It appears essentially presumptive to us, particularly given the severity of the employee=s ongoing symptoms, that Dr. O=Driscoll=s conclusion that the surgery here at issue Awould seem reasonable, based on documented physical findings@ was also a conclusion that significant improvement to the employee=s elbow A[could] reasonably be anticipated, based upon reasonable medical probability.@ This is true notwithstanding the fact that Dr. O=Driscoll could not entirely guarantee such improvement. The goal of the proposed surgery in this case is not mere maintenance, which might reduce the anticipation of Asignificant@ improvement; the goal of the surgery here is to replace relatively severe disability with reasonable functionality. Nor is the case law cited by the employer to support a contrary conclusion, Steinbach v. B.E. & K. Constr., slip op. (W.C.C.A. Nov. 12, 1991), applicable to this case. In Steinbach, the compensation judge had made a factual finding that the employee had been at MMI prior to certain surgery that had already failed. On appeal, the employee had argued that the judge=s setting of MMI at a date prior to the surgery was improper, and this court affirmed the judge=s factual finding. The circumstances in this case are clearly distinguishable, not only because the factual finding at issue for our review under the Hengemuhle standard is that MMI has not been reached but also because, contrary to the circumstances in Steinbach, there remains hope that the surgery will be successful. Because it was not unreasonable, we affirm the compensation judge=s conclusion that the employee has not yet reached MMI with regard to his work injury. See Hengemuhle, 358 N.W.2d at 59, 37 W.C.D. at 239.

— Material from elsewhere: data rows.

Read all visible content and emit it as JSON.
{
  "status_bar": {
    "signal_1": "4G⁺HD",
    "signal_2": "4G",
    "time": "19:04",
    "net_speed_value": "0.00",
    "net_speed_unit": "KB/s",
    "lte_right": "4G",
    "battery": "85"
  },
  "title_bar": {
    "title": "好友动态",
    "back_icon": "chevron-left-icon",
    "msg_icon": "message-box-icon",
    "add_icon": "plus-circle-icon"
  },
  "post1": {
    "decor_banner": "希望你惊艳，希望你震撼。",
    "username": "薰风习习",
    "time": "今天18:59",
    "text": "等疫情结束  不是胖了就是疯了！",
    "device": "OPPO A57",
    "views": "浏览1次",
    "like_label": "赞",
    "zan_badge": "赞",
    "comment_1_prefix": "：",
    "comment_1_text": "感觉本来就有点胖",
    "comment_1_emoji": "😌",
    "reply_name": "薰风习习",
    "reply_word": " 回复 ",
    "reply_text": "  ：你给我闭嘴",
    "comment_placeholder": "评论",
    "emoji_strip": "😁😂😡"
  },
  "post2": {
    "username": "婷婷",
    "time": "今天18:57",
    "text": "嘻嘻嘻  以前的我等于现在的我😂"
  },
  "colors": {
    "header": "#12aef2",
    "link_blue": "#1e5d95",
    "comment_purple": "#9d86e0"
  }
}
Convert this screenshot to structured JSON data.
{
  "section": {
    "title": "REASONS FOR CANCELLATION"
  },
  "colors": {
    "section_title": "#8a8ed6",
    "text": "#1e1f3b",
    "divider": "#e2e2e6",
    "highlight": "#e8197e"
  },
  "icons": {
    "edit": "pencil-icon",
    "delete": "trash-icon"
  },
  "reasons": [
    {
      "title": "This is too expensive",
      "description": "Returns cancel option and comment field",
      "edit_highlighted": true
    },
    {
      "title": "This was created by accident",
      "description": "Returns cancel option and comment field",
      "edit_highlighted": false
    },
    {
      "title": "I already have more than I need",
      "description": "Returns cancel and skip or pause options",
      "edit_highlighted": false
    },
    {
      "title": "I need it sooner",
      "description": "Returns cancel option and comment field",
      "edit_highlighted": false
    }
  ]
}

 This is according to a Return to Work/School Form of that date, which diagnoses a left elbow lateral collateral ligament tear and proposes certain restrictions Auntil surgery,@ the date of which is parenthetically set for apparently December of that year (the date is not clearly legible).
 Referencing also the supreme court=s decision in Palmquist v. Onan Corp., 482 N.W.2d 791, 46 W.C.D. 440 (Minn. 1992), the employer concedes that it is sufficient, however, for a trier of fact to rely on a medical causation opinion that is based on a Asubstantial likelihood.@
 The parties stipulated to a joint exhibit at hearing.
 See Rothwell v. State, Dep't of Natural Resources, slip op. (W.C.C.A. Dec. 6, 1993) (a compensation judge has no obligation to acknowledge specifically in his decision every item of medical evidence received); see also Pelto v. USX Corp., slip op. (W.C.C.A. Dec. 16, 1993).